▶ _INPUT_:
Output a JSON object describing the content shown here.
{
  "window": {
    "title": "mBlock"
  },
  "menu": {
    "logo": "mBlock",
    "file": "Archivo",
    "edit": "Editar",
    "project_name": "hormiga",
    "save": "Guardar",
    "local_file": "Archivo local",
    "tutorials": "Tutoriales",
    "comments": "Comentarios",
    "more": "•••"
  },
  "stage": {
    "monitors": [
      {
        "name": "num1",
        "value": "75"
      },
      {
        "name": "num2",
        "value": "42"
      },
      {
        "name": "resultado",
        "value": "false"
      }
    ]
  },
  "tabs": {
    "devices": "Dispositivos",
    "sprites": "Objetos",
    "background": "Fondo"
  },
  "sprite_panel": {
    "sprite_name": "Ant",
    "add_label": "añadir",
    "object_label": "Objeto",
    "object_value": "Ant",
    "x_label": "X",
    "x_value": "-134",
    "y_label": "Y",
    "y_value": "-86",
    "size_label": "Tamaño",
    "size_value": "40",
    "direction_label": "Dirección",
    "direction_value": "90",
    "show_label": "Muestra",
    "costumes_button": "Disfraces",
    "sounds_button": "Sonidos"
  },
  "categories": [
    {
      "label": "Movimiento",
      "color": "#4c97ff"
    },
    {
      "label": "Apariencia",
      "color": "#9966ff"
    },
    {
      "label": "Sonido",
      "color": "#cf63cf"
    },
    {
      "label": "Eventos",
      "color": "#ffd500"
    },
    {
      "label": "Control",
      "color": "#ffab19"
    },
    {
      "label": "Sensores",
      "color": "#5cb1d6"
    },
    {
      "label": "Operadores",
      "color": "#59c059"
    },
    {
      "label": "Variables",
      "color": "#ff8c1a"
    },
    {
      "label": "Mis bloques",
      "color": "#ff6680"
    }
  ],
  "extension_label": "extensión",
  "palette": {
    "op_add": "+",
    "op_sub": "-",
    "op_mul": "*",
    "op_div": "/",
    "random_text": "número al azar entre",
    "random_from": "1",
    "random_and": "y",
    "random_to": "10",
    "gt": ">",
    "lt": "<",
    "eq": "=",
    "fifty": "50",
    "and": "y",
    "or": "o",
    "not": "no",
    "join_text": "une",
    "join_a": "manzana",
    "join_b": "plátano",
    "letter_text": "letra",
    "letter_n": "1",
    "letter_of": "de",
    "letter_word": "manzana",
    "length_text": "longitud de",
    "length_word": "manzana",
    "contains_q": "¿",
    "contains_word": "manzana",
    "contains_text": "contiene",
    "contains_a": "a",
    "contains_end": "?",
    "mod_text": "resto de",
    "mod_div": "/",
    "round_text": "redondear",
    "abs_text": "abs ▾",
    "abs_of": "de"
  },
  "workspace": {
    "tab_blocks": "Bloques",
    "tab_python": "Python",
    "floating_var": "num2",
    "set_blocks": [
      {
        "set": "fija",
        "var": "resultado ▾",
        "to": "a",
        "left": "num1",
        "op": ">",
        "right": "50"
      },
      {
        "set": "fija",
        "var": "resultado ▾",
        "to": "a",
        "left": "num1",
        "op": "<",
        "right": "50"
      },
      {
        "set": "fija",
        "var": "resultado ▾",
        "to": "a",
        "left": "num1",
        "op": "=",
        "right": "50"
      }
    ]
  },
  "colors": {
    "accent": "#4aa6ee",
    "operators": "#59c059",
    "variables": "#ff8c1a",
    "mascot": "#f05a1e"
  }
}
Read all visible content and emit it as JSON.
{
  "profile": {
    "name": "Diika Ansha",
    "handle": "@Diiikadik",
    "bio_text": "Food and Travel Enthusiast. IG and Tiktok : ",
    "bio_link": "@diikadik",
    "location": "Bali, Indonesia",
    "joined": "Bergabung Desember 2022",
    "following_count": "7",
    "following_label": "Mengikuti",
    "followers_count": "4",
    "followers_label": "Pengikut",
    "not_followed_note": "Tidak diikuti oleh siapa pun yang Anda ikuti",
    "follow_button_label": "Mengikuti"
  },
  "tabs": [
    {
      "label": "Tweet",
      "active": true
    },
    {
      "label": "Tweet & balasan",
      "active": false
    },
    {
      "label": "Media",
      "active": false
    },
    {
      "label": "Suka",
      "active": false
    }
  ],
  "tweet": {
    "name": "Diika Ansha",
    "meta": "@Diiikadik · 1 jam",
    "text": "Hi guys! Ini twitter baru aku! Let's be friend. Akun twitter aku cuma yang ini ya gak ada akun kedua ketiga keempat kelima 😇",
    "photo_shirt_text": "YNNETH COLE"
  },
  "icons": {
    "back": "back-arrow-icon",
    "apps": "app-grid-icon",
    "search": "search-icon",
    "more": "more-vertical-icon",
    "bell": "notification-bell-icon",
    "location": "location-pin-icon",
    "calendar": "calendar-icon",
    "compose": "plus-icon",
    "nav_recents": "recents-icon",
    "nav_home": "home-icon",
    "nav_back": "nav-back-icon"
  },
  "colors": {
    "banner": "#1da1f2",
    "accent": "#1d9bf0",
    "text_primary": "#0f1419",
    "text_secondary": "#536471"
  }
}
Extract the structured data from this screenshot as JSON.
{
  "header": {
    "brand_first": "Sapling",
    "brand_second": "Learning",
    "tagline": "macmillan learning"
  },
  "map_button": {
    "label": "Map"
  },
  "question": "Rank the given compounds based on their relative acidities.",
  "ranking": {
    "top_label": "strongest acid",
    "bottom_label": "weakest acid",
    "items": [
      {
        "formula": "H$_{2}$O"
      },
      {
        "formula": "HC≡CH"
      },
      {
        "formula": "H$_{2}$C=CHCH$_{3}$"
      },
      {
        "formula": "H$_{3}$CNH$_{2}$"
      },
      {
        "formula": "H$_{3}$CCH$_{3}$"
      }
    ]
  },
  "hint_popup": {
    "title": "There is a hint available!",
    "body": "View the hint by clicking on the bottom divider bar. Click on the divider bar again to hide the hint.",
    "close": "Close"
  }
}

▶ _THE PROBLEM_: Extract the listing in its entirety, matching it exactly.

▶ _RESULT OF THIS EXERCISE_:
Output a JSON object describing the content shown here.
{
  "window": {
    "title": "mBlock"
  },
  "menu": {
    "logo": "mBlock",
    "file": "Archivo",
    "edit": "Editar",
    "project_name": "hormiga",
    "save": "Guardar",
    "local_file": "Archivo local",
    "tutorials": "Tutoriales",
    "comments": "Comentarios",
    "more": "•••"
  },
  "stage": {
    "monitors": [
      {
        "name": "num1",
        "value": "75"
      },
      {
        "name": "num2",
        "value": "42"
      },
      {
        "name": "resultado",
        "value": "false"
      }
    ]
  },
  "tabs": {
    "devices": "Dispositivos",
    "sprites": "Objetos",
    "background": "Fondo"
  },
  "sprite_panel": {
    "sprite_name": "Ant",
    "add_label": "añadir",
    "object_label": "Objeto",
    "object_value": "Ant",
    "x_label": "X",
    "x_value": "-134",
    "y_label": "Y",
    "y_value": "-86",
    "size_label": "Tamaño",
    "size_value": "40",
    "direction_label": "Dirección",
    "direction_value": "90",
    "show_label": "Muestra",
    "costumes_button": "Disfraces",
    "sounds_button": "Sonidos"
  },
  "categories": [
    {
      "label": "Movimiento",
      "color": "#4c97ff"
    },
    {
      "label": "Apariencia",
      "color": "#9966ff"
    },
    {
      "label": "Sonido",
      "color": "#cf63cf"
    },
    {
      "label": "Eventos",
      "color": "#ffd500"
    },
    {
      "label": "Control",
      "color": "#ffab19"
    },
    {
      "label": "Sensores",
      "color": "#5cb1d6"
    },
    {
      "label": "Operadores",
      "color": "#59c059"
    },
    {
      "label": "Variables",
      "color": "#ff8c1a"
    },
    {
      "label": "Mis bloques",
      "color": "#ff6680"
    }
  ],
  "extension_label": "extensión",
  "palette": {
    "op_add": "+",
    "op_sub": "-",
    "op_mul": "*",
    "op_div": "/",
    "random_text": "número al azar entre",
    "random_from": "1",
    "random_and": "y",
    "random_to": "10",
    "gt": ">",
    "lt": "<",
    "eq": "=",
    "fifty": "50",
    "and": "y",
    "or": "o",
    "not": "no",
    "join_text": "une",
    "join_a": "manzana",
    "join_b": "plátano",
    "letter_text": "letra",
    "letter_n": "1",
    "letter_of": "de",
    "letter_word": "manzana",
    "length_text": "longitud de",
    "length_word": "manzana",
    "contains_q": "¿",
    "contains_word": "manzana",
    "contains_text": "contiene",
    "contains_a": "a",
    "contains_end": "?",
    "mod_text": "resto de",
    "mod_div": "/",
    "round_text": "redondear",
    "abs_text": "abs ▾",
    "abs_of": "de"
  },
  "workspace": {
    "tab_blocks": "Bloques",
    "tab_python": "Python",
    "floating_var": "num2",
    "set_blocks": [
      {
        "set": "fija",
        "var": "resultado ▾",
        "to": "a",
        "left": "num1",
        "op": ">",
        "right": "50"
      },
      {
        "set": "fija",
        "var": "resultado ▾",
        "to": "a",
        "left": "num1",
        "op": "<",
        "right": "50"
      },
      {
        "set": "fija",
        "var": "resultado ▾",
        "to": "a",
        "left": "num1",
        "op": "=",
        "right": "50"
      }
    ]
  },
  "colors": {
    "accent": "#4aa6ee",
    "operators": "#59c059",
    "variables": "#ff8c1a",
    "mascot": "#f05a1e"
  }
}
Read all visible content and emit it as JSON.
{
  "profile": {
    "name": "Diika Ansha",
    "handle": "@Diiikadik",
    "bio_text": "Food and Travel Enthusiast. IG and Tiktok : ",
    "bio_link": "@diikadik",
    "location": "Bali, Indonesia",
    "joined": "Bergabung Desember 2022",
    "following_count": "7",
    "following_label": "Mengikuti",
    "followers_count": "4",
    "followers_label": "Pengikut",
    "not_followed_note": "Tidak diikuti oleh siapa pun yang Anda ikuti",
    "follow_button_label": "Mengikuti"
  },
  "tabs": [
    {
      "label": "Tweet",
      "active": true
    },
    {
      "label": "Tweet & balasan",
      "active": false
    },
    {
      "label": "Media",
      "active": false
    },
    {
      "label": "Suka",
      "active": false
    }
  ],
  "tweet": {
    "name": "Diika Ansha",
    "meta": "@Diiikadik · 1 jam",
    "text": "Hi guys! Ini twitter baru aku! Let's be friend. Akun twitter aku cuma yang ini ya gak ada akun kedua ketiga keempat kelima 😇",
    "photo_shirt_text": "YNNETH COLE"
  },
  "icons": {
    "back": "back-arrow-icon",
    "apps": "app-grid-icon",
    "search": "search-icon",
    "more": "more-vertical-icon",
    "bell": "notification-bell-icon",
    "location": "location-pin-icon",
    "calendar": "calendar-icon",
    "compose": "plus-icon",
    "nav_recents": "recents-icon",
    "nav_home": "home-icon",
    "nav_back": "nav-back-icon"
  },
  "colors": {
    "banner": "#1da1f2",
    "accent": "#1d9bf0",
    "text_primary": "#0f1419",
    "text_secondary": "#536471"
  }
}
Extract the structured data from this screenshot as JSON.
{
  "header": {
    "brand_first": "Sapling",
    "brand_second": "Learning",
    "tagline": "macmillan learning"
  },
  "map_button": {
    "label": "Map"
  },
  "question": "Rank the given compounds based on their relative acidities.",
  "ranking": {
    "top_label": "strongest acid",
    "bottom_label": "weakest acid",
    "items": [
      {
        "formula": "H$_{2}$O"
      },
      {
        "formula": "HC≡CH"
      },
      {
        "formula": "H$_{2}$C=CHCH$_{3}$"
      },
      {
        "formula": "H$_{3}$CNH$_{2}$"
      },
      {
        "formula": "H$_{3}$CCH$_{3}$"
      }
    ]
  },
  "hint_popup": {
    "title": "There is a hint available!",
    "body": "View the hint by clicking on the bottom divider bar. Click on the divider bar again to hide the hint.",
    "close": "Close"
  }
}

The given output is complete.